Interface dataset entries:
◆ ◆ ◆

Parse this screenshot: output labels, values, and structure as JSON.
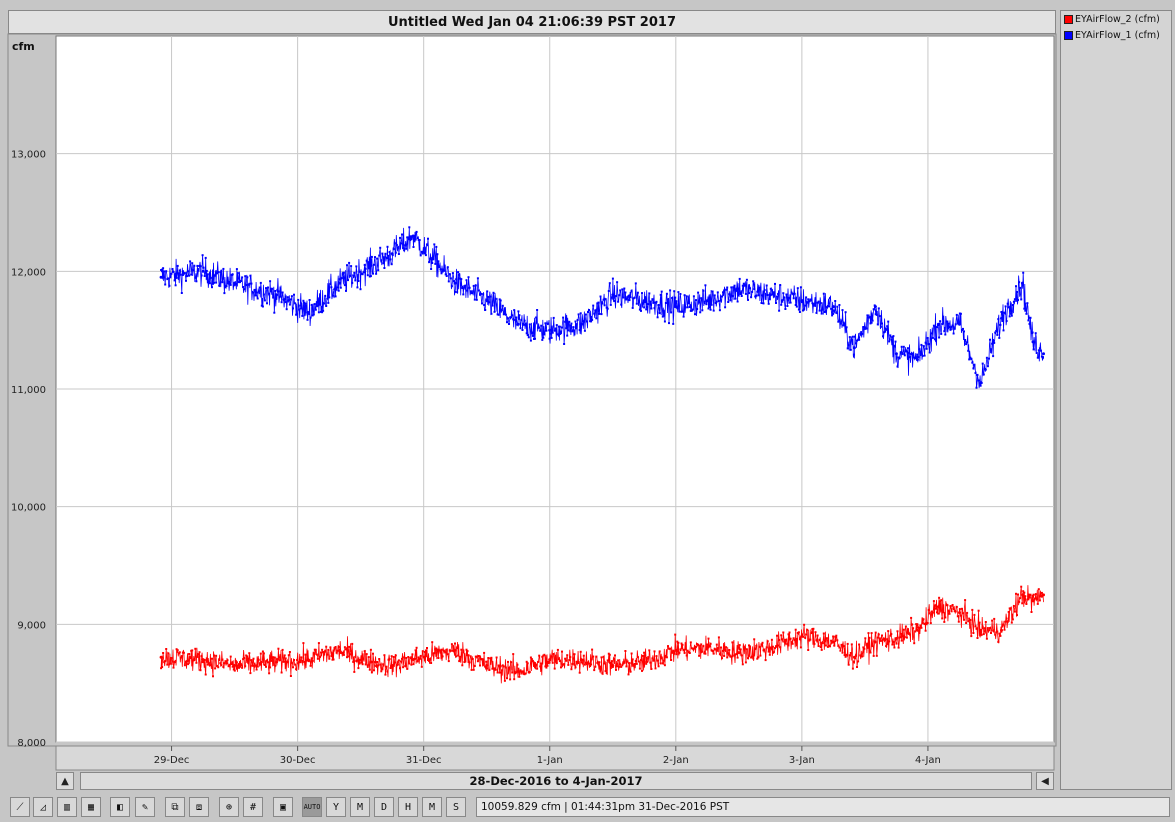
{
  "title": "Untitled Wed Jan 04 21:06:39 PST 2017",
  "unit_label": "cfm",
  "legend": [
    {
      "label": "EYAirFlow_2 (cfm)",
      "color": "#ff0000"
    },
    {
      "label": "EYAirFlow_1 (cfm)",
      "color": "#0000ff"
    }
  ],
  "range_label": "28-Dec-2016 to 4-Jan-2017",
  "status_text": "10059.829 cfm | 01:44:31pm 31-Dec-2016 PST",
  "toolbar": {
    "buttons": [
      {
        "name": "line-chart-icon",
        "glyph": "⟋"
      },
      {
        "name": "area-chart-icon",
        "glyph": "◿"
      },
      {
        "name": "bar-chart-icon",
        "glyph": "▥"
      },
      {
        "name": "column-chart-icon",
        "glyph": "▦"
      },
      {
        "name": "cube-icon",
        "glyph": "◧"
      },
      {
        "name": "brush-icon",
        "glyph": "✎"
      },
      {
        "name": "copy-icon",
        "glyph": "⧉"
      },
      {
        "name": "paste-icon",
        "glyph": "⧈"
      },
      {
        "name": "zoom-icon",
        "glyph": "⊕"
      },
      {
        "name": "grid-icon",
        "glyph": "#"
      },
      {
        "name": "save-icon",
        "glyph": "▣"
      },
      {
        "name": "auto-button",
        "glyph": "AUTO"
      },
      {
        "name": "year-button",
        "glyph": "Y"
      },
      {
        "name": "month-button",
        "glyph": "M"
      },
      {
        "name": "day-button",
        "glyph": "D"
      },
      {
        "name": "hour-button",
        "glyph": "H"
      },
      {
        "name": "minute-button",
        "glyph": "M"
      },
      {
        "name": "second-button",
        "glyph": "S"
      }
    ]
  },
  "chart_data": {
    "type": "line",
    "ylim": [
      8000,
      14000
    ],
    "yticks": [
      8000,
      9000,
      10000,
      11000,
      12000,
      13000
    ],
    "ytick_labels": [
      "8,000",
      "9,000",
      "10,000",
      "11,000",
      "12,000",
      "13,000"
    ],
    "xlim": [
      "2016-12-28T02:00",
      "2017-01-05T00:00"
    ],
    "xticks": [
      "2016-12-29",
      "2016-12-30",
      "2016-12-31",
      "2017-01-01",
      "2017-01-02",
      "2017-01-03",
      "2017-01-04"
    ],
    "xtick_labels": [
      "29-Dec",
      "30-Dec",
      "31-Dec",
      "1-Jan",
      "2-Jan",
      "3-Jan",
      "4-Jan"
    ],
    "grid": true,
    "legend_position": "right",
    "series": [
      {
        "name": "EYAirFlow_1 (cfm)",
        "color": "#0000ff",
        "noise": 130,
        "x": [
          "2016-12-28T22:00",
          "2016-12-29T06:00",
          "2016-12-29T12:00",
          "2016-12-29T20:00",
          "2016-12-30T02:00",
          "2016-12-30T08:00",
          "2016-12-30T14:00",
          "2016-12-30T18:00",
          "2016-12-30T22:00",
          "2016-12-31T06:00",
          "2016-12-31T12:00",
          "2016-12-31T18:00",
          "2017-01-01T00:00",
          "2017-01-01T06:00",
          "2017-01-01T12:00",
          "2017-01-01T18:00",
          "2017-01-02T00:00",
          "2017-01-02T06:00",
          "2017-01-02T12:00",
          "2017-01-02T18:00",
          "2017-01-03T00:00",
          "2017-01-03T06:00",
          "2017-01-03T10:00",
          "2017-01-03T14:00",
          "2017-01-03T18:00",
          "2017-01-03T22:00",
          "2017-01-04T02:00",
          "2017-01-04T06:00",
          "2017-01-04T10:00",
          "2017-01-04T14:00",
          "2017-01-04T18:00",
          "2017-01-04T20:00",
          "2017-01-04T22:00"
        ],
        "values": [
          11950,
          12000,
          11900,
          11800,
          11650,
          11900,
          12050,
          12150,
          12300,
          11900,
          11750,
          11550,
          11500,
          11550,
          11800,
          11750,
          11700,
          11750,
          11850,
          11800,
          11750,
          11700,
          11350,
          11700,
          11300,
          11250,
          11550,
          11550,
          11050,
          11600,
          11900,
          11400,
          11300
        ]
      },
      {
        "name": "EYAirFlow_2 (cfm)",
        "color": "#ff0000",
        "noise": 110,
        "x": [
          "2016-12-28T22:00",
          "2016-12-29T06:00",
          "2016-12-29T12:00",
          "2016-12-29T20:00",
          "2016-12-30T02:00",
          "2016-12-30T08:00",
          "2016-12-30T14:00",
          "2016-12-30T18:00",
          "2016-12-30T22:00",
          "2016-12-31T06:00",
          "2016-12-31T12:00",
          "2016-12-31T18:00",
          "2017-01-01T00:00",
          "2017-01-01T06:00",
          "2017-01-01T12:00",
          "2017-01-01T18:00",
          "2017-01-02T00:00",
          "2017-01-02T06:00",
          "2017-01-02T12:00",
          "2017-01-02T18:00",
          "2017-01-03T00:00",
          "2017-01-03T06:00",
          "2017-01-03T10:00",
          "2017-01-03T14:00",
          "2017-01-03T18:00",
          "2017-01-03T22:00",
          "2017-01-04T02:00",
          "2017-01-04T06:00",
          "2017-01-04T10:00",
          "2017-01-04T14:00",
          "2017-01-04T18:00",
          "2017-01-04T20:00",
          "2017-01-04T22:00"
        ],
        "values": [
          8720,
          8700,
          8650,
          8680,
          8700,
          8780,
          8680,
          8650,
          8700,
          8780,
          8650,
          8600,
          8700,
          8700,
          8650,
          8680,
          8780,
          8800,
          8760,
          8800,
          8900,
          8850,
          8720,
          8850,
          8880,
          8950,
          9150,
          9100,
          8950,
          8950,
          9250,
          9200,
          9250
        ]
      }
    ]
  }
}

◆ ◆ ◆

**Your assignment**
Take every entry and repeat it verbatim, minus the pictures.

**Result**
Parse this screenshot: output labels, values, and structure as JSON.
{
  "title": "Untitled Wed Jan 04 21:06:39 PST 2017",
  "unit_label": "cfm",
  "legend": [
    {
      "label": "EYAirFlow_2 (cfm)",
      "color": "#ff0000"
    },
    {
      "label": "EYAirFlow_1 (cfm)",
      "color": "#0000ff"
    }
  ],
  "range_label": "28-Dec-2016 to 4-Jan-2017",
  "status_text": "10059.829 cfm | 01:44:31pm 31-Dec-2016 PST",
  "toolbar": {
    "buttons": [
      {
        "name": "line-chart-icon",
        "glyph": "⟋"
      },
      {
        "name": "area-chart-icon",
        "glyph": "◿"
      },
      {
        "name": "bar-chart-icon",
        "glyph": "▥"
      },
      {
        "name": "column-chart-icon",
        "glyph": "▦"
      },
      {
        "name": "cube-icon",
        "glyph": "◧"
      },
      {
        "name": "brush-icon",
        "glyph": "✎"
      },
      {
        "name": "copy-icon",
        "glyph": "⧉"
      },
      {
        "name": "paste-icon",
        "glyph": "⧈"
      },
      {
        "name": "zoom-icon",
        "glyph": "⊕"
      },
      {
        "name": "grid-icon",
        "glyph": "#"
      },
      {
        "name": "save-icon",
        "glyph": "▣"
      },
      {
        "name": "auto-button",
        "glyph": "AUTO"
      },
      {
        "name": "year-button",
        "glyph": "Y"
      },
      {
        "name": "month-button",
        "glyph": "M"
      },
      {
        "name": "day-button",
        "glyph": "D"
      },
      {
        "name": "hour-button",
        "glyph": "H"
      },
      {
        "name": "minute-button",
        "glyph": "M"
      },
      {
        "name": "second-button",
        "glyph": "S"
      }
    ]
  },
  "chart_data": {
    "type": "line",
    "ylim": [
      8000,
      14000
    ],
    "yticks": [
      8000,
      9000,
      10000,
      11000,
      12000,
      13000
    ],
    "ytick_labels": [
      "8,000",
      "9,000",
      "10,000",
      "11,000",
      "12,000",
      "13,000"
    ],
    "xlim": [
      "2016-12-28T02:00",
      "2017-01-05T00:00"
    ],
    "xticks": [
      "2016-12-29",
      "2016-12-30",
      "2016-12-31",
      "2017-01-01",
      "2017-01-02",
      "2017-01-03",
      "2017-01-04"
    ],
    "xtick_labels": [
      "29-Dec",
      "30-Dec",
      "31-Dec",
      "1-Jan",
      "2-Jan",
      "3-Jan",
      "4-Jan"
    ],
    "grid": true,
    "legend_position": "right",
    "series": [
      {
        "name": "EYAirFlow_1 (cfm)",
        "color": "#0000ff",
        "noise": 130,
        "x": [
          "2016-12-28T22:00",
          "2016-12-29T06:00",
          "2016-12-29T12:00",
          "2016-12-29T20:00",
          "2016-12-30T02:00",
          "2016-12-30T08:00",
          "2016-12-30T14:00",
          "2016-12-30T18:00",
          "2016-12-30T22:00",
          "2016-12-31T06:00",
          "2016-12-31T12:00",
          "2016-12-31T18:00",
          "2017-01-01T00:00",
          "2017-01-01T06:00",
          "2017-01-01T12:00",
          "2017-01-01T18:00",
          "2017-01-02T00:00",
          "2017-01-02T06:00",
          "2017-01-02T12:00",
          "2017-01-02T18:00",
          "2017-01-03T00:00",
          "2017-01-03T06:00",
          "2017-01-03T10:00",
          "2017-01-03T14:00",
          "2017-01-03T18:00",
          "2017-01-03T22:00",
          "2017-01-04T02:00",
          "2017-01-04T06:00",
          "2017-01-04T10:00",
          "2017-01-04T14:00",
          "2017-01-04T18:00",
          "2017-01-04T20:00",
          "2017-01-04T22:00"
        ],
        "values": [
          11950,
          12000,
          11900,
          11800,
          11650,
          11900,
          12050,
          12150,
          12300,
          11900,
          11750,
          11550,
          11500,
          11550,
          11800,
          11750,
          11700,
          11750,
          11850,
          11800,
          11750,
          11700,
          11350,
          11700,
          11300,
          11250,
          11550,
          11550,
          11050,
          11600,
          11900,
          11400,
          11300
        ]
      },
      {
        "name": "EYAirFlow_2 (cfm)",
        "color": "#ff0000",
        "noise": 110,
        "x": [
          "2016-12-28T22:00",
          "2016-12-29T06:00",
          "2016-12-29T12:00",
          "2016-12-29T20:00",
          "2016-12-30T02:00",
          "2016-12-30T08:00",
          "2016-12-30T14:00",
          "2016-12-30T18:00",
          "2016-12-30T22:00",
          "2016-12-31T06:00",
          "2016-12-31T12:00",
          "2016-12-31T18:00",
          "2017-01-01T00:00",
          "2017-01-01T06:00",
          "2017-01-01T12:00",
          "2017-01-01T18:00",
          "2017-01-02T00:00",
          "2017-01-02T06:00",
          "2017-01-02T12:00",
          "2017-01-02T18:00",
          "2017-01-03T00:00",
          "2017-01-03T06:00",
          "2017-01-03T10:00",
          "2017-01-03T14:00",
          "2017-01-03T18:00",
          "2017-01-03T22:00",
          "2017-01-04T02:00",
          "2017-01-04T06:00",
          "2017-01-04T10:00",
          "2017-01-04T14:00",
          "2017-01-04T18:00",
          "2017-01-04T20:00",
          "2017-01-04T22:00"
        ],
        "values": [
          8720,
          8700,
          8650,
          8680,
          8700,
          8780,
          8680,
          8650,
          8700,
          8780,
          8650,
          8600,
          8700,
          8700,
          8650,
          8680,
          8780,
          8800,
          8760,
          8800,
          8900,
          8850,
          8720,
          8850,
          8880,
          8950,
          9150,
          9100,
          8950,
          8950,
          9250,
          9200,
          9250
        ]
      }
    ]
  }
}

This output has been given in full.